The plastic waste effect on the environment has long been recorded and discussed. The world at large produces about 419 million tons of plastic every year, while roughly 11 million tons of plastic become plastic pollution in the sea. On top of that, it’s been found that 91% of all plastic waste is not recycled, further exacerbating the plastic crisis. So how do we in Hong Kong make the change, and reduce packaging and packaging waste? 

ReThink Hong Kong, a one-of-a-kind two-day business conference centered around sustainable economy, society and environment, will be hosting its second edition on October 5-6 at the HKCEC. Speakers and panelists will be sharing their valuable insights, solutions and strategies in sustainability including how we tackle and solve plastic waste in the environment. 

Earth.Org spoke with Paul Zimmerman, Chair of nonprofit Drink Without Waste, ahead of his panel at ReThink, about the practical actions and mechanisms we can use to reduce packaging and packaging waste in Hong Kong. 

What does the Nonprofit Drink Without Waste Aims to Achieve? 

Our group is about coming up with policy and advocacy for changes. When we started, it took the group about a year to agree on the strategies: to reduce, to redesign the drinks packaging, to recover and get the materials back from the market, and to recycle.

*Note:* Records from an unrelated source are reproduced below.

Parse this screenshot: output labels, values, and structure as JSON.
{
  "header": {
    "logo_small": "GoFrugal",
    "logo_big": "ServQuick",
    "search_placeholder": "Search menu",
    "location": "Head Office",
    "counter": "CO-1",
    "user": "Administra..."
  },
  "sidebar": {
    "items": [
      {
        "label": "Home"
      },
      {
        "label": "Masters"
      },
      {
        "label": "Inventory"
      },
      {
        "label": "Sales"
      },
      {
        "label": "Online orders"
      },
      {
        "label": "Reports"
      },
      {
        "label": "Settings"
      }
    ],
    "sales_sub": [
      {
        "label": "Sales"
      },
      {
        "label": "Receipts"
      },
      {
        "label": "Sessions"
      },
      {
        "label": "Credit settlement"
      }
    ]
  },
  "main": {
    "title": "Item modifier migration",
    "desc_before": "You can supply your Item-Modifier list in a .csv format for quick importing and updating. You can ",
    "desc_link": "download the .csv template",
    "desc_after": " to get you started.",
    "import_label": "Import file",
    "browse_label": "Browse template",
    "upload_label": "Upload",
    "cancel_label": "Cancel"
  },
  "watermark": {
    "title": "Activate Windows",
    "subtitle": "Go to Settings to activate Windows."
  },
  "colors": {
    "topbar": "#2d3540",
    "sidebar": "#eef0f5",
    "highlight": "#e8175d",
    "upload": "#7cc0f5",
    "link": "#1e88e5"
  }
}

But the overall objective is to reduce the beverage packaging going to waste by 70% to 90%. We’re confident we will reach that in 2030, so we set ourselves a more aggressive aspiration to reach it by 2025. I would say the end of our project is when the government has set and enacted legislation around the producer responsibility scheme for beverage packaging. That would be the endgame.

What Strategies Are You Utilising to Reduce 90% Beverage Packaging Waste in Hong Kong?

Over the next couple of years, our objective is to kickstart and promote our voluntary recovery of the packing materials, to make current beverage packaging that’s in the market more recyclable, to encourage drinking without package materials by getting more dispensers in stores  – whether it’s water for free or it’s paid – and to encourage the industry to set up better facilities in the territories for recycling.

What Initiatives have been Successful Since Launching in 2017? 

Our Neighbourhood Scheme. Originally we were thinking we’d provide cash for informal sectors returning the plastic bottles to recycling locations. What has transpired is that we’re paying that money to the cleaners. 80-90% of the materials we get back from the market are kept separate by people who clean buildings and streets. Because of our financial reward system, they started to keep plastics, particularly plastic bottles, separate.

You might also like: 15 Ways to Reduce Your Plastic Waste

packaging and packaging waste, drink without waste, neighbourhood schemeDrink Without Waste’s Neighbourhood Scheme in action. 

What Have You Learned from the Neighbourhood Scheme and to Replicate in Other Initiatives?

For us, it means we’ve been able to understand better what works and what doesn’t work in the market. We found out that recycling shops don’t work as well because they don’t have a lot of space. Our “pop-ups”, however, have worked really well. We have these recycling locations that have popped up, whether it’s a truck parked on the side of the road for a few hours at certain times, or whether it’s someone operating behind a refuse collection point at a housing estate. It’s entirely informal, it hasn’t been recognised much by the government as a real methodology but we hope to expand with new schemes and promote it in Hong Kong. We believe it’s very efficient and very low cost to get a lot of good materials well separated out of the market.

What Have Been the Biggest Challenges in Engaging with Stakeholders? 

Everybody has interests and ways of working – not all of them can be easy at times. You have retailers and beverage manufacturers, they both share the profits of the drink but who’s going to take the cost? Especially with new costs that are introduced in keeping it separate and recycling. Those are challenges but the great thing is everybody is really positive. Watsons Water have since announced they were putting RVMs in their shops and Vitasoy is doing initiatives to get their liquid cartons back. It’s very encouraging to see everybody trying. At ReThink, we can expand the group of people that are involved and to amplify the messages and types of challenges so that people in the market understand. 

This article is written as part of an editorial partnership with ReThink Hong Kong.